Specialist (Energy) 

All interviews will start with the interviewer asking the following:


Your Name

Your Position

Your Credentials with respect to the questions category


So, most of the world’s power still comes from burning carbon. Can new energy sources not bite into that?

Suggestion: Nowhere near enough. Coal stands at 27% while renewables like solar and wind energy are at 4%. But it's growing. Solar and wind farms have dominated new power plant builds in the U.S. in recent years, while fossil fuel plants, particularly coal-fired plants, continue to be retired at record pace. In 2019, wind (9.1GW) and solar (5.3GW) represented 62% of all new generating capacity. The problem is, right now, you can't use wind energy in space and our technology isn't up to snuff for propulsion via solar means. But one day, when we acquire a new energy source, it remains to be seen how the oil and gas industry will react. When the challenge to their market becomes more significant. 

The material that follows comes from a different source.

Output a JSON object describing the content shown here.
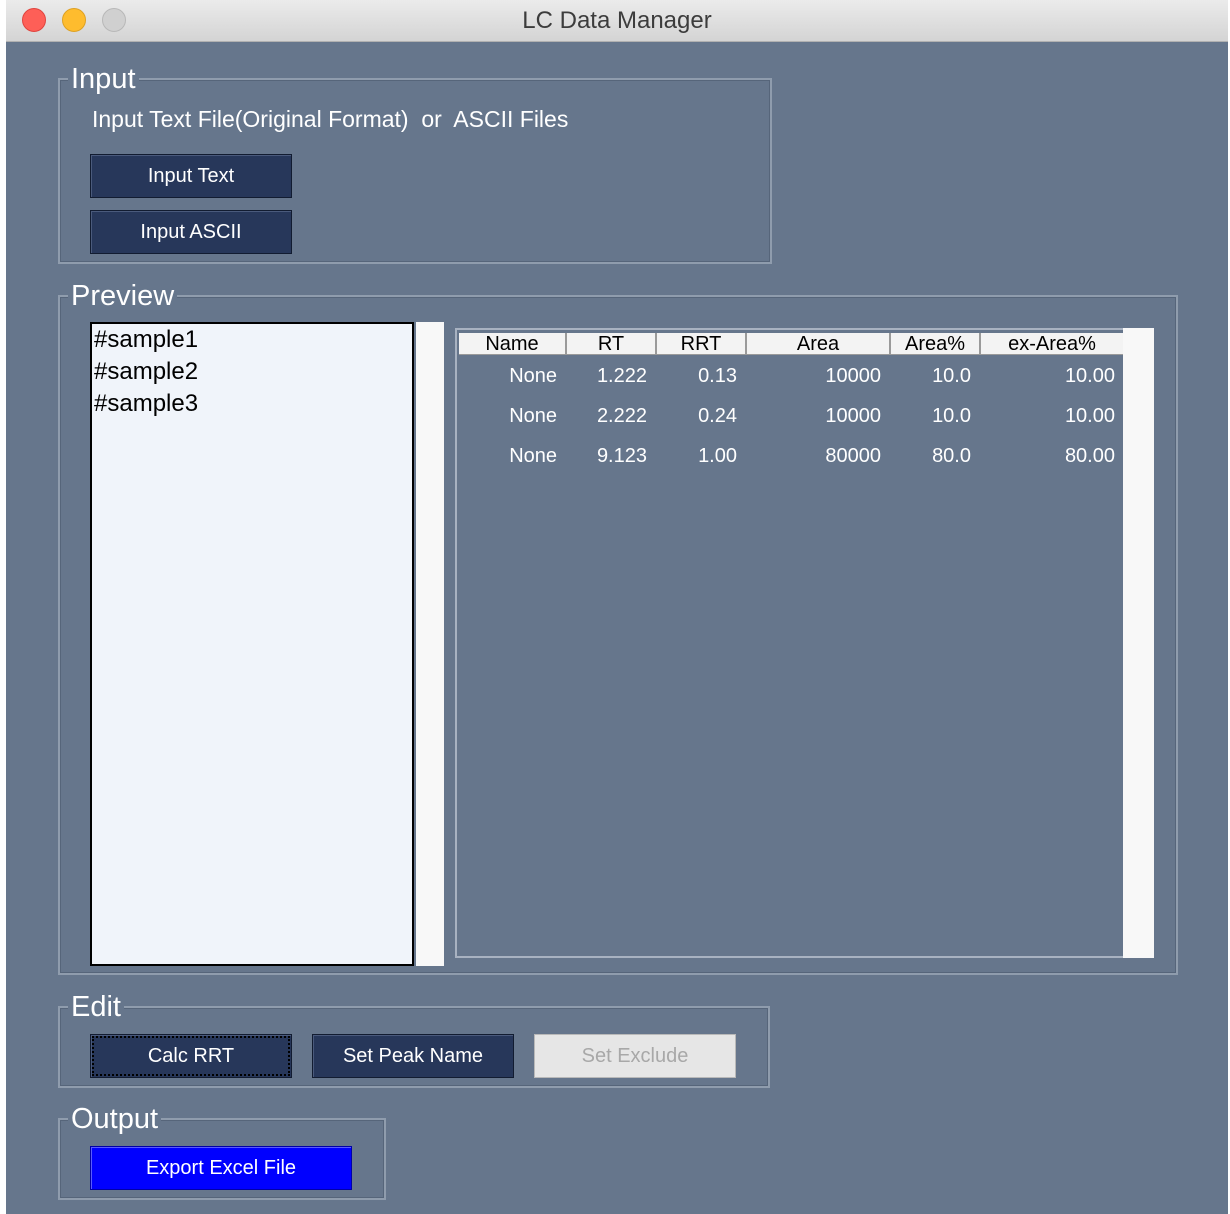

What is the worlds total energy output per annum in mw/h?

Suggestion: 157.5 petawatt hours or 1.575×1017 - thats 10 and 17 zeros after it


And how is the majority of that produced?

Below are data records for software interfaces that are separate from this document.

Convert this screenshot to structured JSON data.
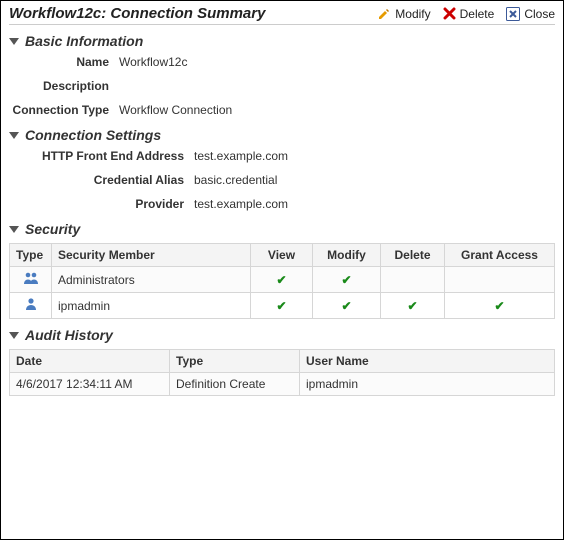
{
  "header": {
    "title": "Workflow12c: Connection Summary",
    "modify_label": "Modify",
    "delete_label": "Delete",
    "close_label": "Close"
  },
  "basic_info": {
    "heading": "Basic Information",
    "name_label": "Name",
    "name_value": "Workflow12c",
    "description_label": "Description",
    "description_value": "",
    "connection_type_label": "Connection Type",
    "connection_type_value": "Workflow Connection"
  },
  "connection_settings": {
    "heading": "Connection Settings",
    "http_label": "HTTP Front End Address",
    "http_value": "test.example.com",
    "credential_label": "Credential Alias",
    "credential_value": "basic.credential",
    "provider_label": "Provider",
    "provider_value": "test.example.com"
  },
  "security": {
    "heading": "Security",
    "columns": {
      "type": "Type",
      "member": "Security Member",
      "view": "View",
      "modify": "Modify",
      "delete": "Delete",
      "grant": "Grant Access"
    },
    "rows": [
      {
        "icon": "group",
        "member": "Administrators",
        "view": true,
        "modify": true,
        "delete": false,
        "grant": false
      },
      {
        "icon": "user",
        "member": "ipmadmin",
        "view": true,
        "modify": true,
        "delete": true,
        "grant": true
      }
    ]
  },
  "audit": {
    "heading": "Audit History",
    "columns": {
      "date": "Date",
      "type": "Type",
      "user": "User Name"
    },
    "rows": [
      {
        "date": "4/6/2017 12:34:11 AM",
        "type": "Definition Create",
        "user": "ipmadmin"
      }
    ]
  }
}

Suggestion: Coal and oil

What did Nikola Tesla develop in the field of energy generation?


How might dark matter or dark energy be used?


If there was such a thing as a spacecraft populated by beings from another world, what energy source do you think it would use?


How could that energy source be used here on earth?


The conspiracy of the everlasting lightbulb is pretty well-known. Do you think that power companies are withholding new energy sources from us?


Do you believe/know of any other related technologies that should now be in the public domain?


The atom bomb was developed based on the premise that there is an enormous amount of energy wrapped up in any mass. How big could such bombs get in theory?